In a study performed by Anne Speckhard Ph.D, 85% of women who had an abortion said they "were surprised at the intensity of their emotional reaction". Such reactions included discomfort with children, feelings of low self-worth, guilt, feelings of anger, depression, grief, increased alcohol use, crying, inability to communicate and feeling suicidal. Rigorous analysis found that:
Women who have had an abortion have an 81% higher risk of subsequent mental health problems compared to women who have not had an abortion.
Women who aborted have a 138% higher risk of mental health problems compared to women who have given birth.
Women who aborted have a 55% higher risk of mental health problems compared to women with an “unplanned” pregnancy who gave birth.
Women with a history of abortion have higher rates of anxiety (34% higher), depression (37%), alcohol use/misuse (110%), marijuana use (230%), and suicidal behavior (155%), compared to those who have not had an abortion.
Relation To Theme
Roe v. Wade relates to the 2012-2013 History Day Theme Turning Point In History because:
Abortion was only legal in some states in the U.S. After Roe v. Wade, abortion was legal in all states
Before Roe v. Wade, many women had abortions performed in unsafe conditions, and afterwards they had better access to safe abortion
Many pro-choice and pro-life organizations have formed, each dedicated to conflicting causes.
56,662,169 abortions have been performed since Roe v. Wade
Due to the popularity of abortion, more and more women suffer from the harmful side-effects of abortion
Roe v. Wade has inspired an ongoing debate on the morality of killing a child in the womb.
"Roe Vs. Wade." Roe Vs. Wade. N.p., n.d. Web. 30 May 2014.
McBride, Alex. "Roe v. Wade (1973)." The Supreme Court. Educational Broadcasting
Corporation., 2007. Web. 4 Apr. 24. <http%3A%2F%2Fwww.pbs.org%2Fwnet%2Fsupremecourt%2Frights%2Flandmark_roe.htm>.
Lewis, Joyne Johnson. "A Brief History of the Abortion Controversy in the United States."
About.com Women's History.
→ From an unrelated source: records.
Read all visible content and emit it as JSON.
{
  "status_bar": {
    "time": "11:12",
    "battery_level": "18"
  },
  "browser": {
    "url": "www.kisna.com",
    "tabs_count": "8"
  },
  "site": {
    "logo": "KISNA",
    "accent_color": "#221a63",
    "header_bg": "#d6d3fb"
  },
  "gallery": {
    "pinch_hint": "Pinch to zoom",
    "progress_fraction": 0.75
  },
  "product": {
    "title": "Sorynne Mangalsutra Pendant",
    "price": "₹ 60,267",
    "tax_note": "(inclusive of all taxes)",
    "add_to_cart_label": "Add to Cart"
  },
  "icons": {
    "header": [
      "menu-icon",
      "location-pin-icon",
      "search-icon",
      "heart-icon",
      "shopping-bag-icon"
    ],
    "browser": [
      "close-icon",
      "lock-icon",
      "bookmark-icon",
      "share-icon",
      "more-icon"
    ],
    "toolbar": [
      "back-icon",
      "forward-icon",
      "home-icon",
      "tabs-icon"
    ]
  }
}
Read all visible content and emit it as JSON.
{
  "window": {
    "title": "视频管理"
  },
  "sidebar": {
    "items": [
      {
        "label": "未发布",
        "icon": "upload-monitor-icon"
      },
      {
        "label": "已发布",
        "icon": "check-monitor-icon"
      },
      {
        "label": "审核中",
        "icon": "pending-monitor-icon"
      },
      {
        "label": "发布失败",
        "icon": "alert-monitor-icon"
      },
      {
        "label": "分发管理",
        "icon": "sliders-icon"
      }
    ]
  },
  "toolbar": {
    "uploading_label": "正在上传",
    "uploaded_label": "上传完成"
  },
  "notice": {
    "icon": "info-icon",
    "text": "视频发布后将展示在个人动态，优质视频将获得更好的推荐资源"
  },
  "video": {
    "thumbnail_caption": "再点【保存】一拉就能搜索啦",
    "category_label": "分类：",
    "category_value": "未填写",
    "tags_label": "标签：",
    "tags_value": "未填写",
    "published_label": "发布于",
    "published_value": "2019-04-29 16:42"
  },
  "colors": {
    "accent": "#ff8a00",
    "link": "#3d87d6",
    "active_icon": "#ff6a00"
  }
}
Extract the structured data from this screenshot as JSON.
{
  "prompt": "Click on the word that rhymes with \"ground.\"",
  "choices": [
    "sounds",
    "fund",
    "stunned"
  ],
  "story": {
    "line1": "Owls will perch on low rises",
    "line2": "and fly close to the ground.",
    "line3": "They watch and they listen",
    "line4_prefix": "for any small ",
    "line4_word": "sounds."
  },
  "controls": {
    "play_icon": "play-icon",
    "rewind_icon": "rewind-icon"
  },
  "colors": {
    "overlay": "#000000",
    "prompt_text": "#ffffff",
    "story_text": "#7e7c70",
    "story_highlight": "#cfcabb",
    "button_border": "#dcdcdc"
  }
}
About.com, n.d. Web. 01 June 2014. <http://womenshistory.about.com/od/abortionuslegal/a/abortion.htm>.
"AT HOME WITH: Norma McCorvey; Of Roe, Dreams And Choices." New York Times. The
New York Times Company, 2013. Web. 4 Apr. 16.
"Norma McCorvey Biography." Norma McCorvey Biography. NCHLA, 2014. Web. 15 May
Garrow, David J. "She Put the v in Roe v. Wade." The New York Times. The New York
Times, 26 Sept. 1992. Web. 01 June 2014. <http://www.nytimes.com/1992/09/27/books/she-put-the-v-in-roe-v-wade.html>.
Enriquez, Lauren. "10-Eye-Opening Quotes From Planned Parenthood Founder Margaret
Sanger." LifeNews.com. LifeNews.com, 2003. Web. 5 May 2014.
Gould, Martin. "UN Urged to Tell Vatican to Stop Opposing Abortion."Newsmax. Newsmax
Media Inc., n.d. Web. 23 May 2014.
Green, Tanya L. "BlackGenocide.org | The Negro Project."BlackGenocide.org | The
Negro Project. Blackgenocide.org, 2012. Web. 01 June 2014.
"Roe v. Wade – Case Brief Summary." Lawnix Free Case Briefs RSS. N.p., n.d. Web. 01June
Saxon, Wolfgang. "Henry Wade, Prosecutor in National Spotlight, Dies at 86." New York
Times. The New York Times Company, 2 Mar. 2001. Web. 12 Apr. 2014.
"14th Ammendment." Legal Information Institute. N.p., n.d. Web. 1 June 2014.
"Adverse Psychological Reactions: A Fact Sheet." Project Rachel HopeAfterAbortionorg.
Project Rachel Ministry, 2011. Web. 01 June 2014.